In the last two years, both Russians and Iranians have been supporting the Taliban, says Alam. He says he finds the claim that Russians pay the group to kill American soldiers “a bit too extreme”. 

Members of a Taliban delegation leaving after peace talks with Afghan senior politicians in Moscow, Russia May 30, 2019. REUTERS/Evgenia Novozhenina
Members of a Taliban delegation leaving after peace talks with Afghan senior politicians in Moscow, Russia May 30, 2019. REUTERS/Evgenia Novozhenina (Evgenia Novozhenina / Reuters Archive)

Concerning the US withdrawal from Afghanistan, “there is a growing divide in the US”. Trump and his allies think that the Afghan war has been the longest and most wasteful American war, according to Alam. 

“However, the US defense establishment disagrees. The top US generals want to continue the war. This is not secret,” he says. 

“My feeling is that Defense people might prevail because it seems that Trump is coming under a lot of pressure from all sides. He will still try to prevail, but given coronavirus, Black Lives Matter and all other pressure on Trump, I don’t see how he could prevail,” he adds. 

Does the Taliban have connections with Al Qaeda? 

In recent months, since the US-Taliban deal in March, there have been increasingly conflicting accounts emerging from different US official voices regarding what the Taliban is doing in relation to fighting terrorism. 

“One person is saying Taliban is helping fight terrorism and the other person is saying that Taliban has ties with Al Qaeda. There is not one unified view on this issue in Washington,” the analyst says. 

But the Taliban denies both any involvement regarding the Russian bounty program, and attacks against US troops. 

“These kinds of deals with the Russian intelligence agency are baseless — our target killings and assassinations were ongoing in years before, and we did it on our own resources. That changed after our deal with the Americans, and their lives are secure and we don’t attack them,” said Zabihullah Mujahid, a Taliban spokesman. 

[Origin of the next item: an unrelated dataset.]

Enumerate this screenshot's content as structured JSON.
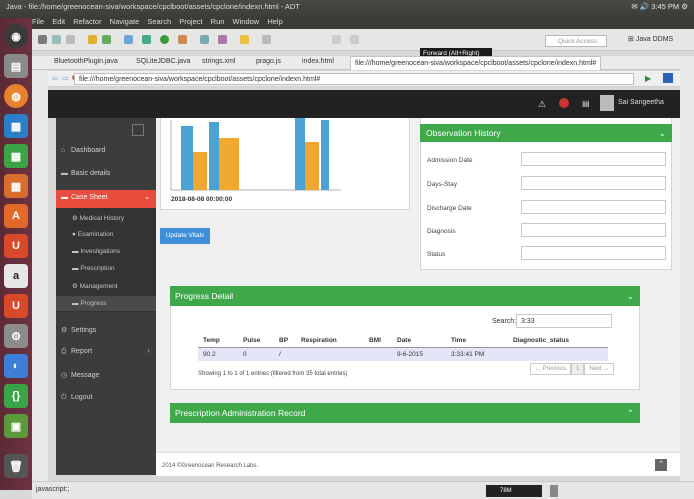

There was not, however, a specific response to the recent Pentagon report. In early June, the group rebuked a previous UN document which also claimed that the Taliban holds connections with Al Qaeda. 

"The Taliban regularly consulted with Al-Qaida during negotiations with the United States and offered guarantees that it would honour their historical ties. Al-Qaida has reacted positively to the agreement, with statements from its acolytes celebrating it as a victory for the Taliban’s cause and thus for global militancy," the UN report asserted.

Alam is certain “they have some connections.” He remains unsure, however, as to whether it is a strong one.

“The Taliban is purely an Afghan movement with no interest beyond its borders while Al Qaeda is an international organisation [with global aspirations],” he concludes. 

Source: TRT World